**What you will do:**
Give back the entire listing below, unaltered.
##### Entries shown #####
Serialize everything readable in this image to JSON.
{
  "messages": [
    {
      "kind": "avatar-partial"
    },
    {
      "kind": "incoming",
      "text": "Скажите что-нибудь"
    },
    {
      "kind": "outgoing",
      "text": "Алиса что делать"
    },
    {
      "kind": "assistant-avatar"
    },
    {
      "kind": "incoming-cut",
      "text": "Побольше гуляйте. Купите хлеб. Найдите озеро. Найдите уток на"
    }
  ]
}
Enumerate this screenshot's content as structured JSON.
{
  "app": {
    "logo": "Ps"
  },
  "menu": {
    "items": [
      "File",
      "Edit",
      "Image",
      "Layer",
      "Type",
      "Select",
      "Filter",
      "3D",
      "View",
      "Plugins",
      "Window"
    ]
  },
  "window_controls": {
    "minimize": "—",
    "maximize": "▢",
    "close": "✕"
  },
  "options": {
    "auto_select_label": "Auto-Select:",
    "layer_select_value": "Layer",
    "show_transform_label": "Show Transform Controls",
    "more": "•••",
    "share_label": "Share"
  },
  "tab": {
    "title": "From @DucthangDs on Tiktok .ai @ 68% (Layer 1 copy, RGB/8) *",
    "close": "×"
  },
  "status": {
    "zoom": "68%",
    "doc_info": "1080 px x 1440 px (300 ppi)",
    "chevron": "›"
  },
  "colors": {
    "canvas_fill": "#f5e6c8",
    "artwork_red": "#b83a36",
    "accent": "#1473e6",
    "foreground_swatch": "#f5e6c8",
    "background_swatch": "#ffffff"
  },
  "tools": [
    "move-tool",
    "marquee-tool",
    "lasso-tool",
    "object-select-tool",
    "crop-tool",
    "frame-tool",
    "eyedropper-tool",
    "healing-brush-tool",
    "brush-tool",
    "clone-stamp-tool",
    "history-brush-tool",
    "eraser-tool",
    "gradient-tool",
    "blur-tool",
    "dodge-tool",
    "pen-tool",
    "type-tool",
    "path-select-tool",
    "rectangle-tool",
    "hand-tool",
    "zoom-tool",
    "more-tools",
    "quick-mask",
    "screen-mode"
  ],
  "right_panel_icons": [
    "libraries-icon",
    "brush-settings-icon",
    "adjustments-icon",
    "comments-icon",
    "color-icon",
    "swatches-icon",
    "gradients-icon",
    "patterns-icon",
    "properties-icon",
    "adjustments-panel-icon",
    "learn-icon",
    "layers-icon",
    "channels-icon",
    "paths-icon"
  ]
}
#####
**Exercise result:**
Serialize everything readable in this image to JSON.
{
  "messages": [
    {
      "kind": "avatar-partial"
    },
    {
      "kind": "incoming",
      "text": "Скажите что-нибудь"
    },
    {
      "kind": "outgoing",
      "text": "Алиса что делать"
    },
    {
      "kind": "assistant-avatar"
    },
    {
      "kind": "incoming-cut",
      "text": "Побольше гуляйте. Купите хлеб. Найдите озеро. Найдите уток на"
    }
  ]
}
Enumerate this screenshot's content as structured JSON.
{
  "app": {
    "logo": "Ps"
  },
  "menu": {
    "items": [
      "File",
      "Edit",
      "Image",
      "Layer",
      "Type",
      "Select",
      "Filter",
      "3D",
      "View",
      "Plugins",
      "Window"
    ]
  },
  "window_controls": {
    "minimize": "—",
    "maximize": "▢",
    "close": "✕"
  },
  "options": {
    "auto_select_label": "Auto-Select:",
    "layer_select_value": "Layer",
    "show_transform_label": "Show Transform Controls",
    "more": "•••",
    "share_label": "Share"
  },
  "tab": {
    "title": "From @DucthangDs on Tiktok .ai @ 68% (Layer 1 copy, RGB/8) *",
    "close": "×"
  },
  "status": {
    "zoom": "68%",
    "doc_info": "1080 px x 1440 px (300 ppi)",
    "chevron": "›"
  },
  "colors": {
    "canvas_fill": "#f5e6c8",
    "artwork_red": "#b83a36",
    "accent": "#1473e6",
    "foreground_swatch": "#f5e6c8",
    "background_swatch": "#ffffff"
  },
  "tools": [
    "move-tool",
    "marquee-tool",
    "lasso-tool",
    "object-select-tool",
    "crop-tool",
    "frame-tool",
    "eyedropper-tool",
    "healing-brush-tool",
    "brush-tool",
    "clone-stamp-tool",
    "history-brush-tool",
    "eraser-tool",
    "gradient-tool",
    "blur-tool",
    "dodge-tool",
    "pen-tool",
    "type-tool",
    "path-select-tool",
    "rectangle-tool",
    "hand-tool",
    "zoom-tool",
    "more-tools",
    "quick-mask",
    "screen-mode"
  ],
  "right_panel_icons": [
    "libraries-icon",
    "brush-settings-icon",
    "adjustments-icon",
    "comments-icon",
    "color-icon",
    "swatches-icon",
    "gradients-icon",
    "patterns-icon",
    "properties-icon",
    "adjustments-panel-icon",
    "learn-icon",
    "layers-icon",
    "channels-icon",
    "paths-icon"
  ]
}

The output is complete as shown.